→ **Exercise aim**
Every line below that contains the word "JSON" must be copied.

→ **Extracted records**
========

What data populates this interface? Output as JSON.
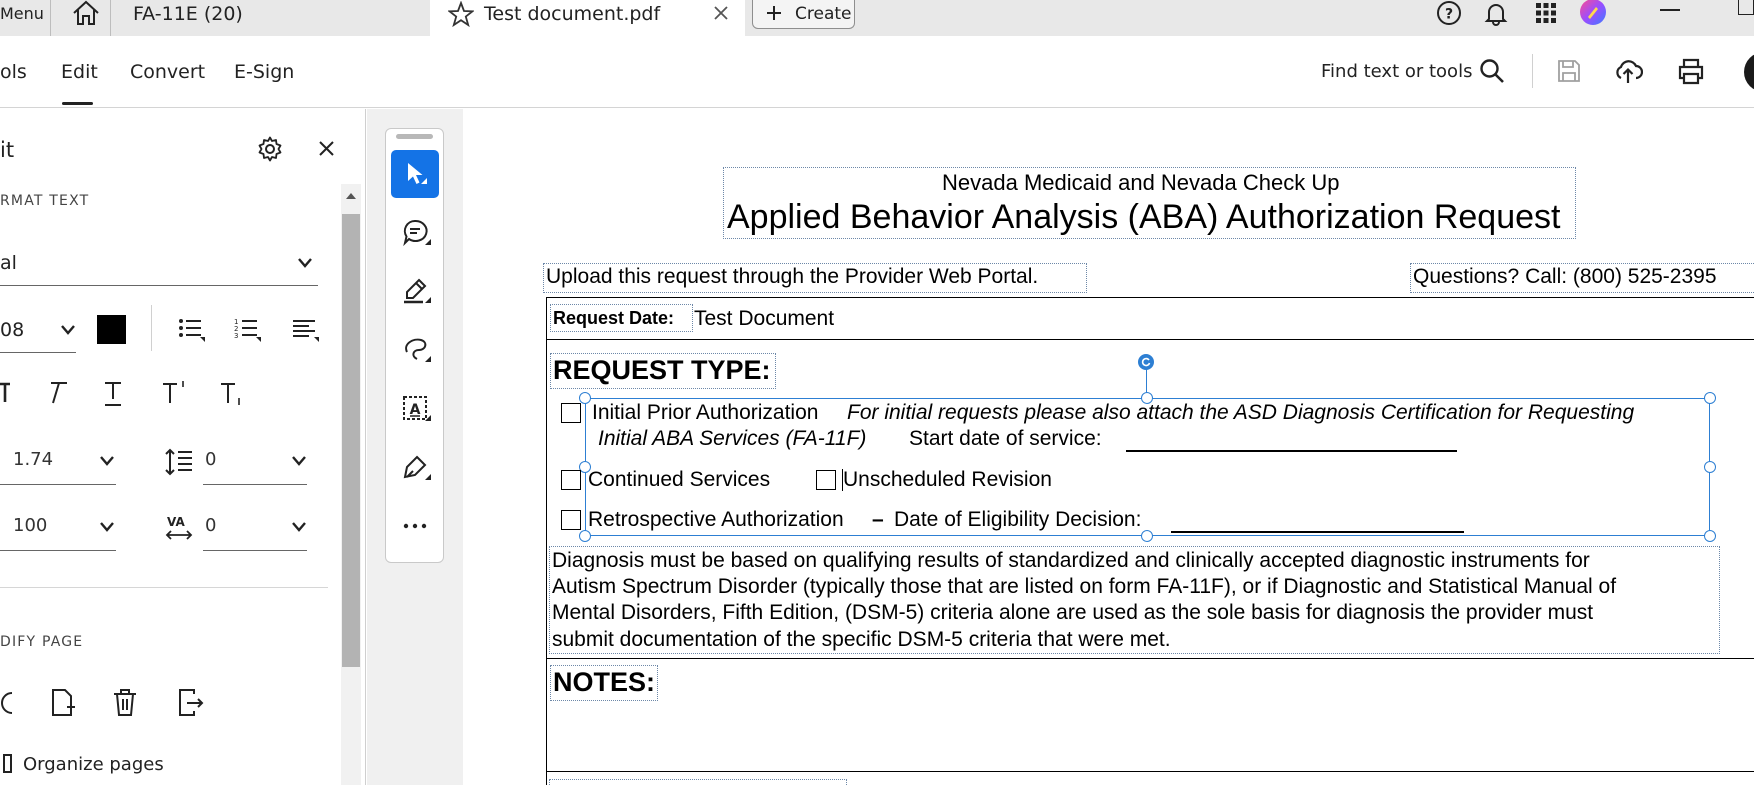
{
  "tabbar": {
    "menu_label": "Menu",
    "tab1_label": "FA-11E (20)",
    "tab2_label": "Test document.pdf",
    "create_label": "Create"
  },
  "toolbar": {
    "nav_items": [
      "ols",
      "Edit",
      "Convert",
      "E-Sign"
    ],
    "active_item": "Edit",
    "find_label": "Find text or tools"
  },
  "panel": {
    "title": "it",
    "format_text_label": "RMAT TEXT",
    "font_value": "al",
    "font_size_value": "08",
    "text_color": "#000000",
    "line_spacing_value": "1.74",
    "paragraph_spacing_value": "0",
    "horizontal_scale_value": "100",
    "char_spacing_value": "0",
    "modify_page_label": "DIFY PAGE",
    "organize_pages_label": "Organize pages"
  },
  "document": {
    "header_line1": "Nevada Medicaid and Nevada Check Up",
    "header_line2": "Applied Behavior Analysis (ABA) Authorization Request",
    "upload_note": "Upload this request through the Provider Web Portal.",
    "questions_note": "Questions?  Call: (800) 525-2395",
    "request_date_label": "Request Date:",
    "request_date_value": "Test Document",
    "request_type_label": "REQUEST TYPE:",
    "initial_prior_auth": "Initial Prior Authorization",
    "initial_note_line1": "For initial requests please also attach the ASD Diagnosis Certification for Requesting",
    "initial_note_line2": "Initial ABA Services (FA-11F)",
    "start_date_label": "Start date of service:",
    "continued_services": "Continued Services",
    "unscheduled_revision": "Unscheduled Revision",
    "retro_auth": "Retrospective Authorization",
    "retro_dash": "–",
    "eligibility_label": "Date of Eligibility Decision:",
    "diagnosis_lines": [
      "Diagnosis must be based on qualifying results of standardized and clinically accepted diagnostic instruments for",
      "Autism Spectrum Disorder (typically those that are listed on form FA-11F), or if Diagnostic and Statistical Manual of",
      "Mental Disorders, Fifth Edition, (DSM-5) criteria alone are used as the sole basis for diagnosis the provider must",
      "submit documentation of the specific DSM-5 criteria that were met."
    ],
    "notes_label": "NOTES:"
  },
  "colors": {
    "accent": "#1473e6",
    "selection": "#2d7fd3"
  },
  "icons": [
    "home-icon",
    "star-icon",
    "close-icon",
    "plus-icon",
    "help-icon",
    "bell-icon",
    "apps-grid-icon",
    "search-icon",
    "save-icon",
    "cloud-upload-icon",
    "print-icon",
    "gear-icon",
    "chevron-down-icon",
    "bullet-list-icon",
    "numbered-list-icon",
    "align-left-icon",
    "select-arrow-icon",
    "comment-icon",
    "highlighter-icon",
    "lasso-icon",
    "text-box-icon",
    "sign-pen-icon",
    "more-icon",
    "rotate-icon",
    "insert-page-icon",
    "trash-icon",
    "extract-page-icon"
  ]
}
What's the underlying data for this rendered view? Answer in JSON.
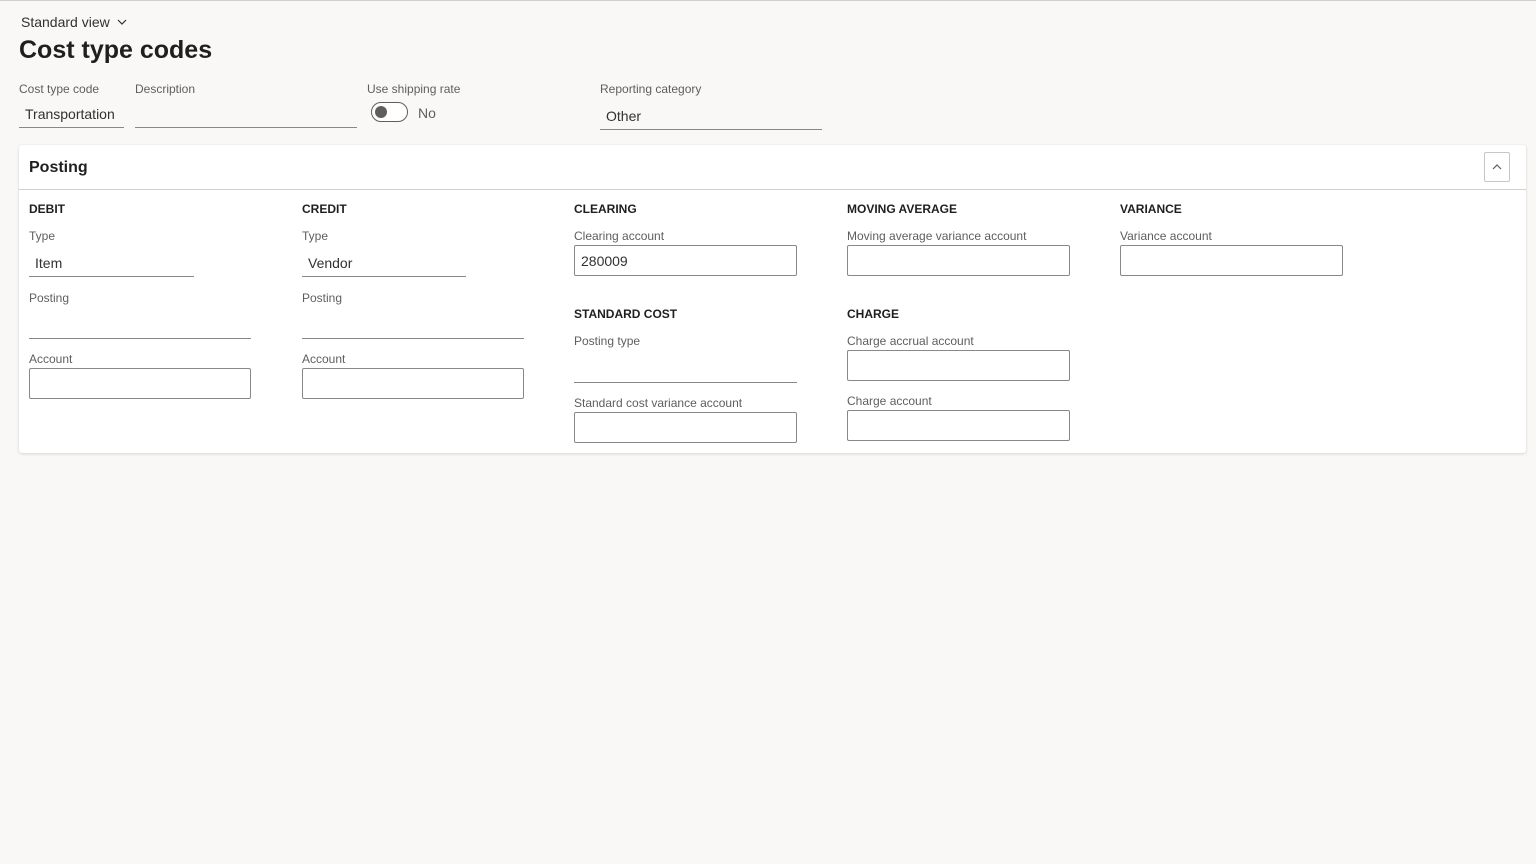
{
  "header": {
    "view_label": "Standard view",
    "title": "Cost type codes"
  },
  "form": {
    "cost_type_code": {
      "label": "Cost type code",
      "value": "Transportation"
    },
    "description": {
      "label": "Description",
      "value": ""
    },
    "use_shipping_rate": {
      "label": "Use shipping rate",
      "value": "No"
    },
    "reporting_category": {
      "label": "Reporting category",
      "value": "Other"
    }
  },
  "posting": {
    "title": "Posting",
    "debit": {
      "heading": "DEBIT",
      "type_label": "Type",
      "type_value": "Item",
      "posting_label": "Posting",
      "posting_value": "",
      "account_label": "Account",
      "account_value": ""
    },
    "credit": {
      "heading": "CREDIT",
      "type_label": "Type",
      "type_value": "Vendor",
      "posting_label": "Posting",
      "posting_value": "",
      "account_label": "Account",
      "account_value": ""
    },
    "clearing": {
      "heading": "CLEARING",
      "account_label": "Clearing account",
      "account_value": "280009"
    },
    "standard_cost": {
      "heading": "STANDARD COST",
      "posting_type_label": "Posting type",
      "posting_type_value": "",
      "variance_label": "Standard cost variance account",
      "variance_value": ""
    },
    "moving_average": {
      "heading": "MOVING AVERAGE",
      "account_label": "Moving average variance account",
      "account_value": ""
    },
    "charge": {
      "heading": "CHARGE",
      "accrual_label": "Charge accrual account",
      "accrual_value": "",
      "account_label": "Charge account",
      "account_value": ""
    },
    "variance": {
      "heading": "VARIANCE",
      "account_label": "Variance account",
      "account_value": ""
    }
  },
  "icons": {
    "view_dropdown": "chevron-down-icon",
    "collapse": "chevron-up-icon"
  },
  "colors": {
    "background": "#f9f8f7",
    "panel": "#ffffff",
    "border": "#8a8886",
    "text": "#323130"
  }
}
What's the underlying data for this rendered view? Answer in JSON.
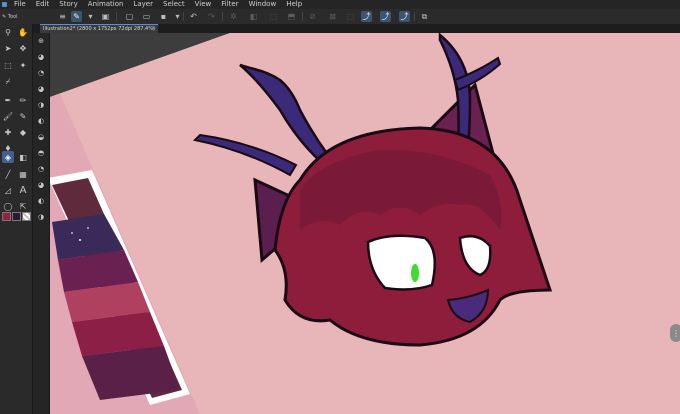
{
  "menu": {
    "items": [
      "File",
      "Edit",
      "Story",
      "Animation",
      "Layer",
      "Select",
      "View",
      "Filter",
      "Window",
      "Help"
    ]
  },
  "toolbar": {
    "header": "Tool",
    "main_color": "#9e1e3f",
    "sub_color": "#2a1c2e"
  },
  "document": {
    "tab_title": "Illustration2* (2800 x 1752px 72dpi 287.4%)",
    "tab_close": "×"
  },
  "icons": {
    "logo": "app-logo",
    "scroll": "scroll-handle-icon"
  },
  "canvas": {
    "background": "#e8b5b8",
    "palette_colors": [
      "#5e2a3c",
      "#3a2a5a",
      "#6a2050",
      "#b04060",
      "#8c1f45",
      "#5a2048",
      "#2e1c3a"
    ],
    "character_skin": "#8e1d3c",
    "antler_color": "#3b2a7a",
    "eye_color": "#3ddc2f"
  }
}
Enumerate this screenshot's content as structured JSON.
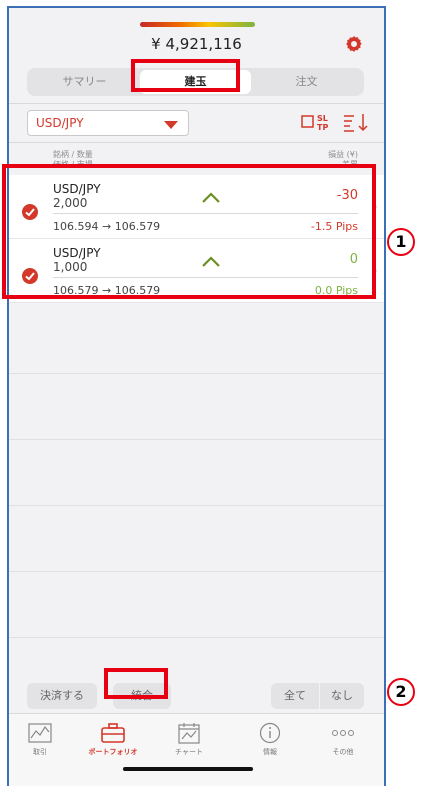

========

→ **Answer box**
What data populates this interface? Output as JSON.
What's the underlying data for this rendered view? Answer in JSON.
What's the underlying data for this rendered view? Answer in JSON.
Enumerate this screenshot's content as structured JSON.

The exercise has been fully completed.